I recently learned the entrepreneurs and founders of thriving, award-winning, small-to-midsize businesses in operation for at least three years share an interesting characteristic.
No, their commonality is not an MBA. Not a cut-to-the-bone management style. And they're not all tech startups.
The common denominator: These companies allocate more than twice the percentage of their profits to charity than many of America's largest companies.
What's more, 62 percent of these company founders believe that giving to charity makes their company more successful in the long run, according to a Fidelity Charitable Gift Fund survey that released these findings. And 70 percent didn't wait for success before they started giving back to their communities, the survey said.

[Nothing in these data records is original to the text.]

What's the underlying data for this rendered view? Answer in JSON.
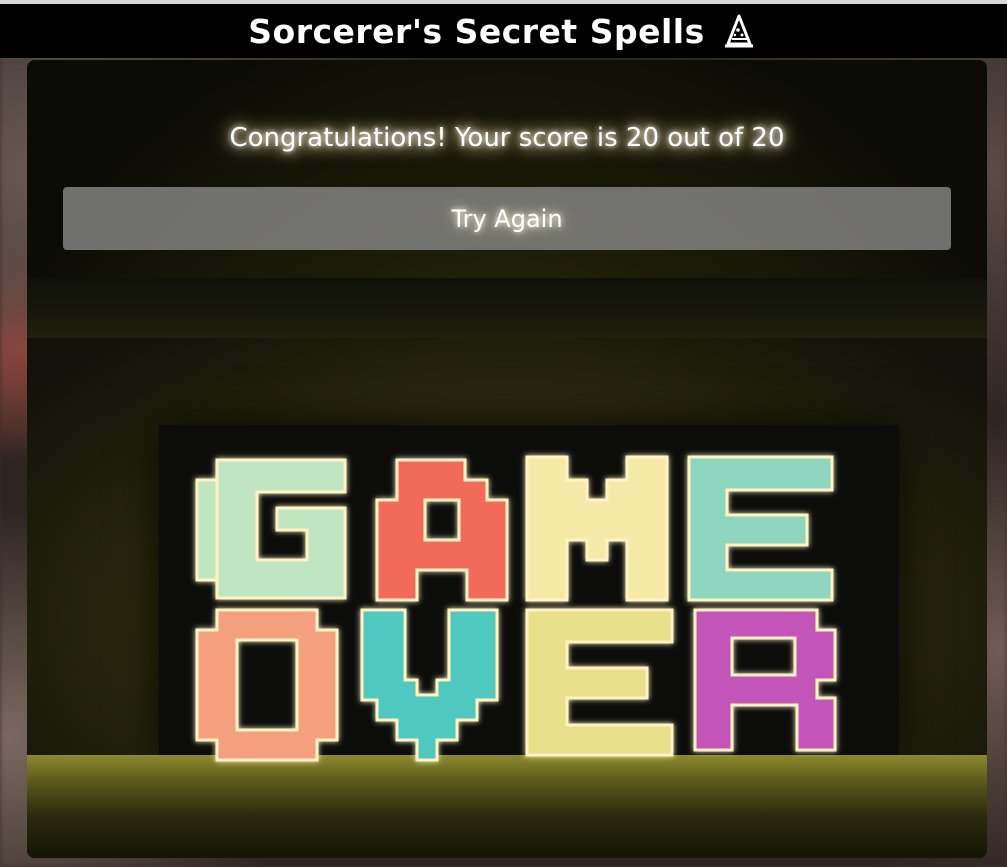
{
  "header": {
    "title": "Sorcerer's Secret Spells",
    "icon": "wizard-hat-icon"
  },
  "result": {
    "message": "Congratulations! Your score is 20 out of 20"
  },
  "actions": {
    "try_again_label": "Try Again"
  },
  "scene": {
    "sign_text_line1": "GAME",
    "sign_text_line2": "OVER",
    "letter_colors": {
      "G": "#bfe6c0",
      "A": "#f26a5a",
      "M": "#f6e9a8",
      "E1": "#8fd6c0",
      "O": "#f4a07e",
      "V": "#4fc8c0",
      "E2": "#e8e08a",
      "R": "#c354b8"
    }
  }
}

One entrepreneur has said, "Making a difference in the lives of others is as rewarding as anything you will accomplish." Giving back works for these companies. It can work for yours, too.
Here's their strategy:
- Get personally involved in both selecting the nonprofit you'll support and working with it. Join its board of directors, and help out on the front lines of the program.
- Work with nonprofits in your local community, near where you and your employees work and live.
- Be businesslike. Before you choose a nonprofit to support, look at its track record, efficiency and strategy.
- Encourage your employees—in other words, pay for their time off—to volunteer their time or expertise to nonprofits.
- Provide matching donations for employee giving.
- Build giving into the DNA of your company. Include it as a line item in your budget.
Want to read more on charity work? Check these out:
If you're just starting out, don't be daunted. You don't need money to become a valued member of your community. Remember, the entrepreneurs in the study didn't wait until they were successful to start giving back. Think of other ways to give:
- Donate your expertise, or even just your helping hands, to an event or project. Join the board or sit on a committee that's planning a project or event.
- Have an "employee volunteer day" to refurbish a playground, or help at a health fair.
- Donate part of your proceeds for a certain time period—say, 7 to 9 p.m. one night—to the cause.
- Develop a social-media campaign that raises money for the nonprofit if supporters stop by your business.
- Offer in-kind donations—raffle prizes, paper goods, paint, tech support—to fundraisers and projects.
As an active member of your community, you'll create a positive image for your business, you'll better understand your customer's needs, and you'll know about new trends in time to keep up.
What's been your experience with community involvement? What other ways can small businesses build their communities?
OPEN Cardmember Geri Stengel is the founder of Ventureneer, which provides values-driven small businesses with the insights, strategies, techniques and solutions to succeed—both as businesses and as social-change agents.